***** Data to process

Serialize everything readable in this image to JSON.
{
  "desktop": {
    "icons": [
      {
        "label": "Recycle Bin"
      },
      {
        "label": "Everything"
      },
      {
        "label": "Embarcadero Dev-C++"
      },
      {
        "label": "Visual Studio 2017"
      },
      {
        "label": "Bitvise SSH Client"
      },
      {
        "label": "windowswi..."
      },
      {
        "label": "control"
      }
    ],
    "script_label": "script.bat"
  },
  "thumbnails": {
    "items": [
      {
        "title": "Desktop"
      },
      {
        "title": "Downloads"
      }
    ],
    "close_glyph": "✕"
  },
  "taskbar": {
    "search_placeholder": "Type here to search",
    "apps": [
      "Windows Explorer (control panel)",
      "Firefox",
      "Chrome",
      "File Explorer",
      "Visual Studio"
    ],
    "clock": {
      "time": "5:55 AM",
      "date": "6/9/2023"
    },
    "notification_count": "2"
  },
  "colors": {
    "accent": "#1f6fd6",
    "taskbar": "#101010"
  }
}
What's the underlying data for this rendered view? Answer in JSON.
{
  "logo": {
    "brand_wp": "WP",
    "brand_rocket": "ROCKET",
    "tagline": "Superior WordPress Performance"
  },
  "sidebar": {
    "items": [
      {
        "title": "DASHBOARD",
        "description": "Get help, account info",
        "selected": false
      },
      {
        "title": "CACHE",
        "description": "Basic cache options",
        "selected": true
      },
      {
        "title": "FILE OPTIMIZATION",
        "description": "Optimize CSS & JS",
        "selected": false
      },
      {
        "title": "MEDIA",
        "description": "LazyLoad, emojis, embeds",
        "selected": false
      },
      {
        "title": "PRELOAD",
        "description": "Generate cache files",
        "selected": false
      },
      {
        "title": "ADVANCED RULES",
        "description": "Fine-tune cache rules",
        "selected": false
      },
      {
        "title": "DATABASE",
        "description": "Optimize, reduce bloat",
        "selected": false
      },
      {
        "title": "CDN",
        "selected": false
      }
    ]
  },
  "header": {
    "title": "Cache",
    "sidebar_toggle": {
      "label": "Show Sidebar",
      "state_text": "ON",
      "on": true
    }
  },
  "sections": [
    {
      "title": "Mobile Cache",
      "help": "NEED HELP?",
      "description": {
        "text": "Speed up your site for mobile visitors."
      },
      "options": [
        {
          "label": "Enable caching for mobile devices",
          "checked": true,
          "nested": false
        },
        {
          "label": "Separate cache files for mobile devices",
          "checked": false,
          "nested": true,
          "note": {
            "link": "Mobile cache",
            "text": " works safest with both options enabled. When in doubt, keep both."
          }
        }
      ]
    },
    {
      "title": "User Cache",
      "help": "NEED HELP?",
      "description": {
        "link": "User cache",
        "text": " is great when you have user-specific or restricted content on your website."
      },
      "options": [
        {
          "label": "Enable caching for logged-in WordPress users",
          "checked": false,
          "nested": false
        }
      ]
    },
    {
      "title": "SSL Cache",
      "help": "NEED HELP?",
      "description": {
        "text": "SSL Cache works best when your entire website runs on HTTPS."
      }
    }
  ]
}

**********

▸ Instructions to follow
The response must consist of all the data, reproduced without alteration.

▸ Answer to this problem
Serialize everything readable in this image to JSON.
{
  "desktop": {
    "icons": [
      {
        "label": "Recycle Bin"
      },
      {
        "label": "Everything"
      },
      {
        "label": "Embarcadero Dev-C++"
      },
      {
        "label": "Visual Studio 2017"
      },
      {
        "label": "Bitvise SSH Client"
      },
      {
        "label": "windowswi..."
      },
      {
        "label": "control"
      }
    ],
    "script_label": "script.bat"
  },
  "thumbnails": {
    "items": [
      {
        "title": "Desktop"
      },
      {
        "title": "Downloads"
      }
    ],
    "close_glyph": "✕"
  },
  "taskbar": {
    "search_placeholder": "Type here to search",
    "apps": [
      "Windows Explorer (control panel)",
      "Firefox",
      "Chrome",
      "File Explorer",
      "Visual Studio"
    ],
    "clock": {
      "time": "5:55 AM",
      "date": "6/9/2023"
    },
    "notification_count": "2"
  },
  "colors": {
    "accent": "#1f6fd6",
    "taskbar": "#101010"
  }
}
What's the underlying data for this rendered view? Answer in JSON.
{
  "logo": {
    "brand_wp": "WP",
    "brand_rocket": "ROCKET",
    "tagline": "Superior WordPress Performance"
  },
  "sidebar": {
    "items": [
      {
        "title": "DASHBOARD",
        "description": "Get help, account info",
        "selected": false
      },
      {
        "title": "CACHE",
        "description": "Basic cache options",
        "selected": true
      },
      {
        "title": "FILE OPTIMIZATION",
        "description": "Optimize CSS & JS",
        "selected": false
      },
      {
        "title": "MEDIA",
        "description": "LazyLoad, emojis, embeds",
        "selected": false
      },
      {
        "title": "PRELOAD",
        "description": "Generate cache files",
        "selected": false
      },
      {
        "title": "ADVANCED RULES",
        "description": "Fine-tune cache rules",
        "selected": false
      },
      {
        "title": "DATABASE",
        "description": "Optimize, reduce bloat",
        "selected": false
      },
      {
        "title": "CDN",
        "selected": false
      }
    ]
  },
  "header": {
    "title": "Cache",
    "sidebar_toggle": {
      "label": "Show Sidebar",
      "state_text": "ON",
      "on": true
    }
  },
  "sections": [
    {
      "title": "Mobile Cache",
      "help": "NEED HELP?",
      "description": {
        "text": "Speed up your site for mobile visitors."
      },
      "options": [
        {
          "label": "Enable caching for mobile devices",
          "checked": true,
          "nested": false
        },
        {
          "label": "Separate cache files for mobile devices",
          "checked": false,
          "nested": true,
          "note": {
            "link": "Mobile cache",
            "text": " works safest with both options enabled. When in doubt, keep both."
          }
        }
      ]
    },
    {
      "title": "User Cache",
      "help": "NEED HELP?",
      "description": {
        "link": "User cache",
        "text": " is great when you have user-specific or restricted content on your website."
      },
      "options": [
        {
          "label": "Enable caching for logged-in WordPress users",
          "checked": false,
          "nested": false
        }
      ]
    },
    {
      "title": "SSL Cache",
      "help": "NEED HELP?",
      "description": {
        "text": "SSL Cache works best when your entire website runs on HTTPS."
      }
    }
  ]
}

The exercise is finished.